It’s a shame when someone thinks of themselves this way. It’s even scarier when individuals declare another person “better off dead” on the basis of their situation. Assisted suicide requires a doctor to agree, “you’re better off dead.” Consider the Belgian doctor who killed a transgendered person who couldn’t live with the outcome of a botched sex change operation, or the deaf twin brothers who couldn’t bear the diagnosis that they were also going blind.
The Dutch now kill seriously ill infants with parental consent. Alzheimer’s patients who are no longer capable of making the decision have been euthanized in that country.
This belief that some humans are better off dead is part of the reason why, once the option to kill (euthanasia) or help commit suicide (assisted suicide) is legal, there is always pressure to expand the criteria for who qualifies.
In the Netherlands, the expansion of euthanasia is striking. Mobile euthanasia units were initiated in 2012, so doctors could do home visits to kill patients whose own doctors wouldn’t kill them. The Dutch recently killed a woman who was “suffering unbearably” because she was going blind.

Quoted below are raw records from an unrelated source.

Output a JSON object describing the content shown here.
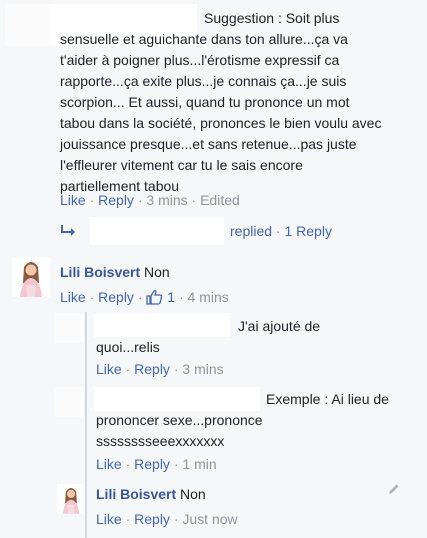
{
  "comment1": {
    "lines": [
      "Suggestion : Soit plus",
      "sensuelle et aguichante dans ton allure...ça va",
      "t'aider à poigner plus...l'érotisme expressif ca",
      "rapporte...ça exite plus...je connais ça...je suis",
      "scorpion... Et aussi, quand tu prononce un mot",
      "tabou dans la société, prononces le bien voulu avec",
      "jouissance presque...et sans retenue...pas juste",
      "l'effleurer vitement car tu le sais encore",
      "partiellement tabou"
    ],
    "like": "Like",
    "reply": "Reply",
    "time": "3 mins",
    "edited": "Edited"
  },
  "replies_summary": {
    "replied": "replied",
    "count": "1 Reply"
  },
  "comment2": {
    "author": "Lili Boisvert",
    "text": "Non",
    "like": "Like",
    "reply": "Reply",
    "reactions": "1",
    "time": "4 mins"
  },
  "reply1": {
    "lines": [
      "J'ai ajouté de",
      "quoi...relis"
    ],
    "like": "Like",
    "reply": "Reply",
    "time": "3 mins"
  },
  "reply2": {
    "lines": [
      "Exemple : Ai lieu de",
      "prononcer sexe...prononce",
      "sssssssseeexxxxxxx"
    ],
    "like": "Like",
    "reply": "Reply",
    "time": "1 min"
  },
  "reply3": {
    "author": "Lili Boisvert",
    "text": "Non",
    "like": "Like",
    "reply": "Reply",
    "time": "Just now"
  },
  "icons": {
    "reply_arrow": "reply-arrow-icon",
    "thumbs_up": "thumbs-up-icon",
    "pencil": "pencil-icon"
  },
  "colors": {
    "link": "#4267b2",
    "name": "#365899",
    "meta": "#90949c",
    "background": "#f6f7f9"
  }
}
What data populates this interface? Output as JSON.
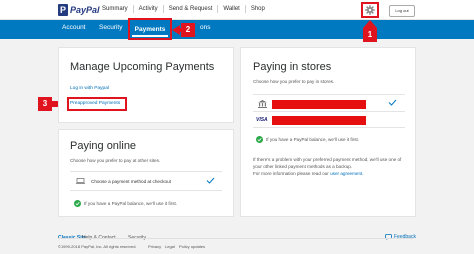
{
  "topbar": {
    "logo": "PayPal",
    "nav": [
      "Summary",
      "Activity",
      "Send & Request",
      "Wallet",
      "Shop"
    ],
    "logout": "Log out"
  },
  "subnav": {
    "account": "Account",
    "security": "Security",
    "payments": "Payments",
    "notifications_tail": "ons"
  },
  "callouts": [
    "1",
    "2",
    "3"
  ],
  "upcoming": {
    "title": "Manage Upcoming Payments",
    "login_link": "Log in with Paypal",
    "preapproved_link": "Preapproved Payments"
  },
  "online": {
    "title": "Paying online",
    "subtitle": "Choose how you prefer to pay at other sites.",
    "choose_method": "Choose a payment method at checkout",
    "balance_note": "If you have a PayPal balance, we'll use it first."
  },
  "stores": {
    "title": "Paying in stores",
    "subtitle": "Choose how you prefer to pay in stores.",
    "visa_label": "VISA",
    "balance_note": "If you have a PayPal balance, we'll use it first.",
    "problem_text_1": "If there's a problem with your preferred payment method, we'll use one of",
    "problem_text_2": "your other linked payment methods as a backup.",
    "problem_text_3": "For more information please read our",
    "agreement_link": "user agreement."
  },
  "footer": {
    "classic_site": "Classic Site",
    "help_contact": "Help & Contact",
    "security": "Security",
    "feedback": "Feedback",
    "copyright": "©1999-2018 PayPal, Inc. All rights reserved.",
    "privacy": "Privacy",
    "legal": "Legal",
    "policy_updates": "Policy updates"
  },
  "colors": {
    "brand_blue": "#0079c1",
    "callout_red": "#e0141e",
    "check_green": "#2ba84a"
  }
}
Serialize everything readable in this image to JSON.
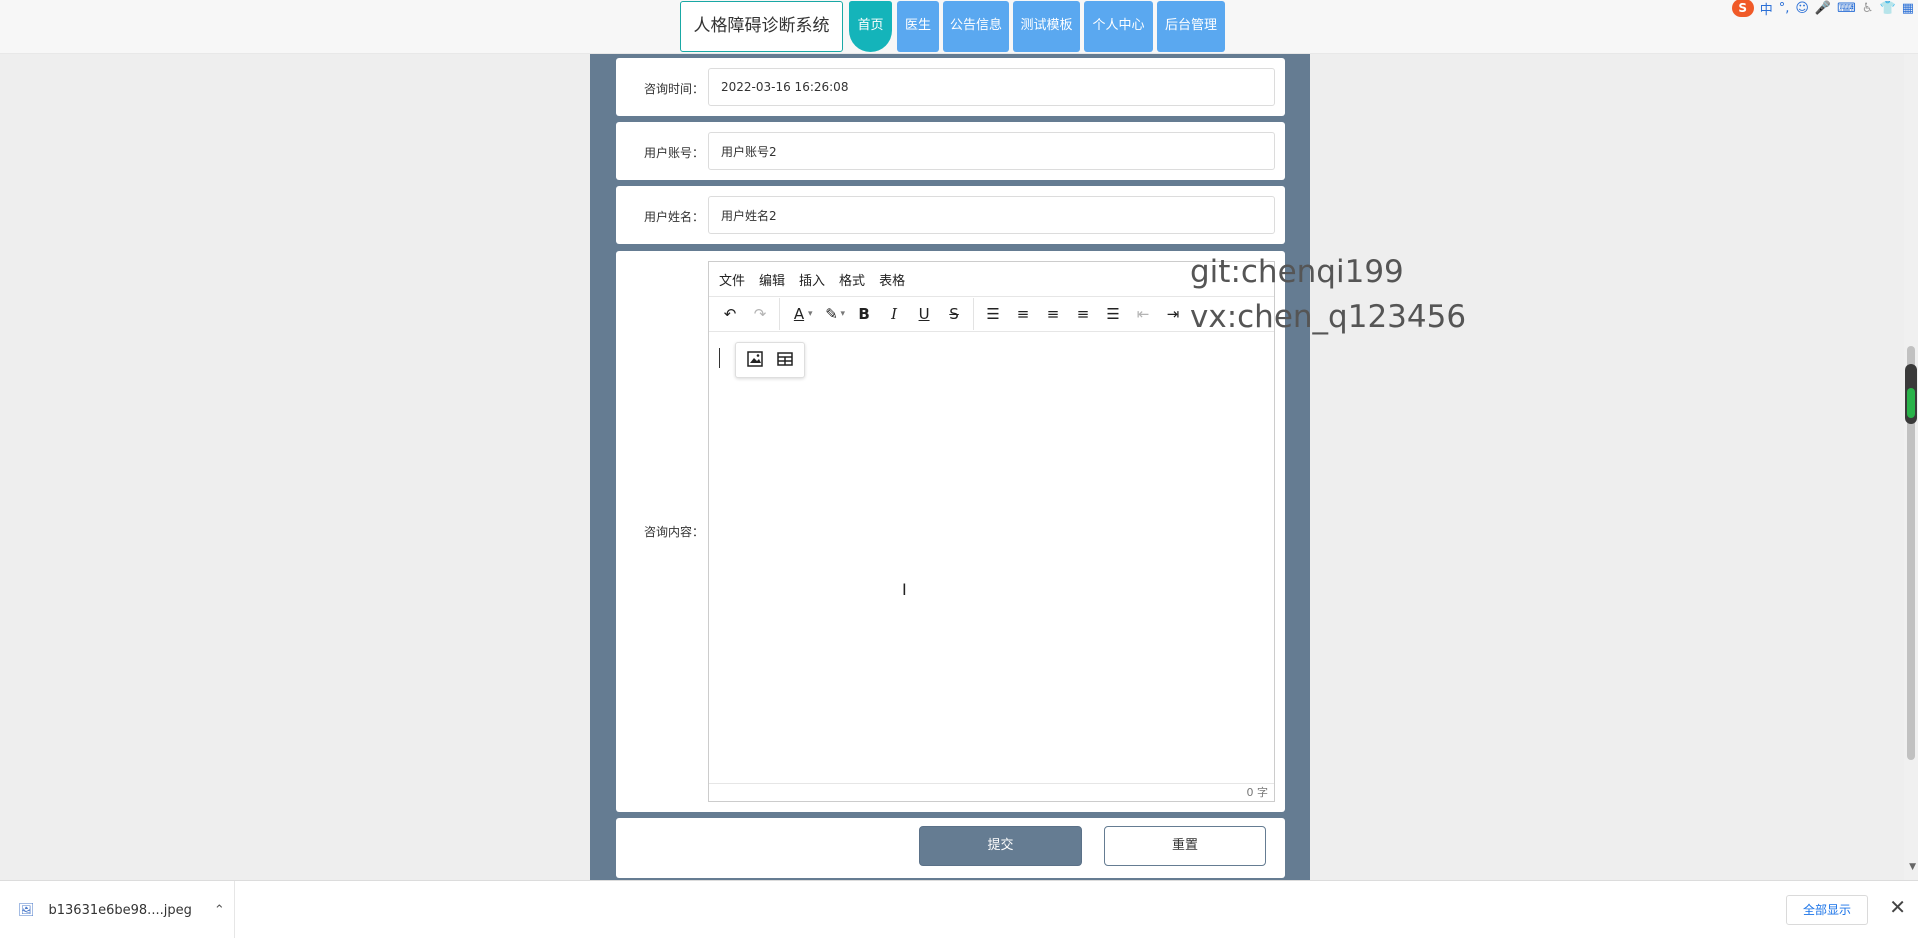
{
  "header": {
    "brand": "人格障碍诊断系统",
    "nav": [
      "首页",
      "医生",
      "公告信息",
      "测试模板",
      "个人中心",
      "后台管理"
    ],
    "active_index": 0
  },
  "systray": {
    "ime": "中",
    "punct": "°,",
    "logo": "S"
  },
  "form": {
    "fields": [
      {
        "label": "咨询时间：",
        "value": "2022-03-16 16:26:08"
      },
      {
        "label": "用户账号：",
        "value": "用户账号2"
      },
      {
        "label": "用户姓名：",
        "value": "用户姓名2"
      }
    ],
    "content_label": "咨询内容：",
    "editor": {
      "menus": [
        "文件",
        "编辑",
        "插入",
        "格式",
        "表格"
      ],
      "word_count": "0 字"
    },
    "submit_label": "提交",
    "reset_label": "重置"
  },
  "watermark": {
    "line1": "git:chenqi199",
    "line2": "vx:chen_q123456"
  },
  "download_bar": {
    "filename": "b13631e6be98....jpeg",
    "show_all": "全部显示"
  }
}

The Belgian Parliament has made it legal for a child to choose euthanasia if their parents agree, and a psychologist has verified that the child knew what he or she was doing.

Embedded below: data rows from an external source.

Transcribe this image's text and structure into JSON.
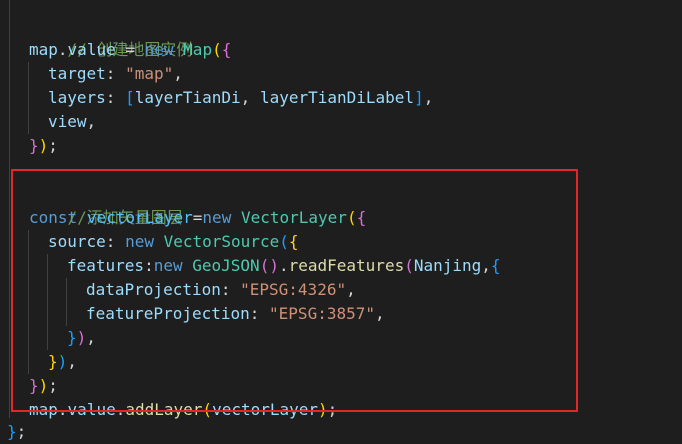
{
  "colors": {
    "background": "#1e1e1e",
    "comment": "#6a9955",
    "variable": "#9cdcfe",
    "keyword": "#569cd6",
    "class": "#4ec9b0",
    "function": "#dcdcaa",
    "string": "#ce9178",
    "highlight_border": "#e3262a"
  },
  "code": {
    "lines": [
      {
        "parts": [
          "// 创建地图实例"
        ]
      },
      {
        "parts": [
          "map",
          ".",
          "value",
          " = ",
          "new",
          " ",
          "Map",
          "(",
          "{"
        ]
      },
      {
        "parts": [
          "target",
          ": ",
          "\"map\"",
          ","
        ]
      },
      {
        "parts": [
          "layers",
          ": ",
          "[",
          "layerTianDi",
          ", ",
          "layerTianDiLabel",
          "]",
          ","
        ]
      },
      {
        "parts": [
          "view",
          ","
        ]
      },
      {
        "parts": [
          "}",
          ")",
          ";"
        ]
      },
      {
        "parts": [
          "//添加矢量图层"
        ]
      },
      {
        "parts": [
          "const",
          " ",
          "vectorLayer",
          "=",
          "new",
          " ",
          "VectorLayer",
          "(",
          "{"
        ]
      },
      {
        "parts": [
          "source",
          ": ",
          "new",
          " ",
          "VectorSource",
          "(",
          "{"
        ]
      },
      {
        "parts": [
          "features",
          ":",
          "new",
          " ",
          "GeoJSON",
          "(",
          ")",
          ".",
          "readFeatures",
          "(",
          "Nanjing",
          ",",
          "{"
        ]
      },
      {
        "parts": [
          "dataProjection",
          ": ",
          "\"EPSG:4326\"",
          ","
        ]
      },
      {
        "parts": [
          "featureProjection",
          ": ",
          "\"EPSG:3857\"",
          ","
        ]
      },
      {
        "parts": [
          "}",
          ")",
          ","
        ]
      },
      {
        "parts": [
          "}",
          ")",
          ","
        ]
      },
      {
        "parts": [
          "}",
          ")",
          ";"
        ]
      },
      {
        "parts": [
          "map",
          ".",
          "value",
          ".",
          "addLayer",
          "(",
          "vectorLayer",
          ")",
          ";"
        ]
      },
      {
        "parts": [
          "}",
          ";"
        ]
      }
    ]
  }
}
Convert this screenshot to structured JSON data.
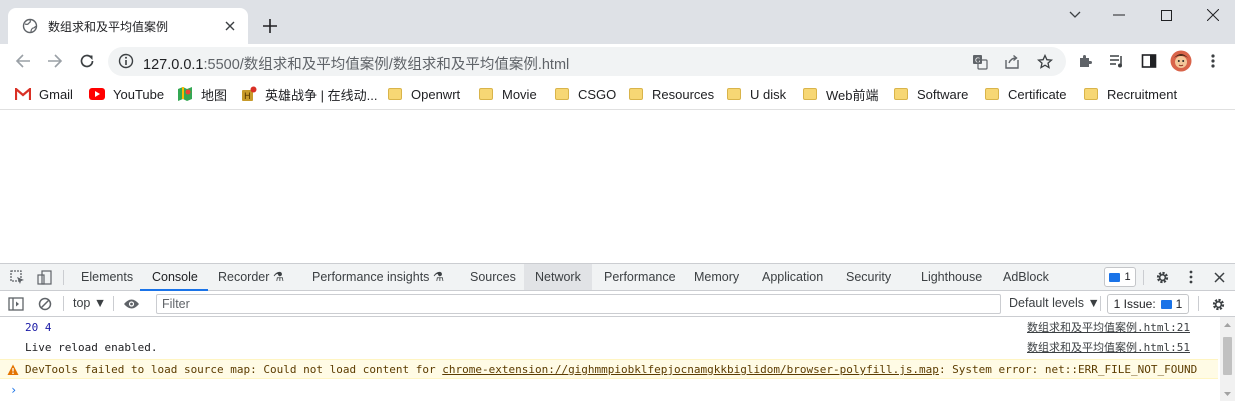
{
  "tab": {
    "title": "数组求和及平均值案例",
    "favicon": "globe-icon"
  },
  "omnibox": {
    "url_host": "127.0.0.1",
    "url_rest": ":5500/数组求和及平均值案例/数组求和及平均值案例.html"
  },
  "bookmarks": [
    {
      "label": "Gmail",
      "icon": "gmail-icon"
    },
    {
      "label": "YouTube",
      "icon": "youtube-icon"
    },
    {
      "label": "地图",
      "icon": "maps-icon"
    },
    {
      "label": "英雄战争 | 在线动...",
      "icon": "game-icon"
    },
    {
      "label": "Openwrt",
      "icon": "folder-icon"
    },
    {
      "label": "Movie",
      "icon": "folder-icon"
    },
    {
      "label": "CSGO",
      "icon": "folder-icon"
    },
    {
      "label": "Resources",
      "icon": "folder-icon"
    },
    {
      "label": "U disk",
      "icon": "folder-icon"
    },
    {
      "label": "Web前端",
      "icon": "folder-icon"
    },
    {
      "label": "Software",
      "icon": "folder-icon"
    },
    {
      "label": "Certificate",
      "icon": "folder-icon"
    },
    {
      "label": "Recruitment",
      "icon": "folder-icon"
    }
  ],
  "devtools": {
    "tabs": [
      "Elements",
      "Console",
      "Recorder",
      "Performance insights",
      "Sources",
      "Network",
      "Performance",
      "Memory",
      "Application",
      "Security",
      "Lighthouse",
      "AdBlock"
    ],
    "active_tab": "Console",
    "issue_count": "1",
    "context": "top",
    "filter_placeholder": "Filter",
    "levels": "Default levels",
    "issues_label": "1 Issue:",
    "issues_count": "1",
    "messages": [
      {
        "text": "20 4",
        "source": "数组求和及平均值案例.html:21"
      },
      {
        "text": "Live reload enabled.",
        "source": "数组求和及平均值案例.html:51"
      }
    ],
    "warning": {
      "prefix": "DevTools failed to load source map: Could not load content for ",
      "link": "chrome-extension://gighmmpiobklfepjocnamgkkbiglidom/browser-polyfill.js.map",
      "suffix": ": System error: net::ERR_FILE_NOT_FOUND"
    },
    "prompt": "›"
  },
  "colors": {
    "accent": "#1a73e8",
    "tabstrip": "#dee1e6",
    "warning_bg": "#fffbe5"
  }
}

The Maynard case presents the choice as the patient’s alone, but these decisions are not immune from outside influence. In Washington State, where assisted suicide is legal and euthanasia not, letter writers responded to a newspaper article’s discussion on paying for care in old age by suggesting that euthanasia could be a solution. Could such a suggestion be made in a place without a history of legal assisted suicide?
It may seem a huge leap from Maynard’s videos to that attitude, but all that’s required is the acceptance that death is a compassionate and good solution to suffering.
It’s one thing for individuals like Brittany Maynard to accept this. It’s another for her doctor to do the same. Don’t forget that where assisted suicide is legal, doctors, not patients, have the final choice of who dies this way. This does not empower individual choice. It empowers doctors.
Imagine for a moment that you were diagnosed with cancer. How would you feel if your doctor suggested, as an option other than chemotherapy, that you might just kill yourself instead? He would be, intentionally or not, stating that you’d be better off dead because you’d avoid the suffering and save the health system lots of money.
Is this what we want for our grandparents or parents as they age? Do we want our children to grow up in a society that views people this way?
This isn’t, I’m sure, what Brittany Maynard wanted. It is, however, the truth behind the change she advocated. When society defines increasing numbers of people as better off dead, and these people themselves agree, giving doctors the right to help them commit suicide makes our society a toxic soup for the vulnerable among us.
Derek Miedema is a researcher at the Institute of Marriage and Family Canada.
See the full article online at http://panampost.com/editor/2014/11/26/right-to-die-should-euthanasia-and-assisted-suicide-be-legal/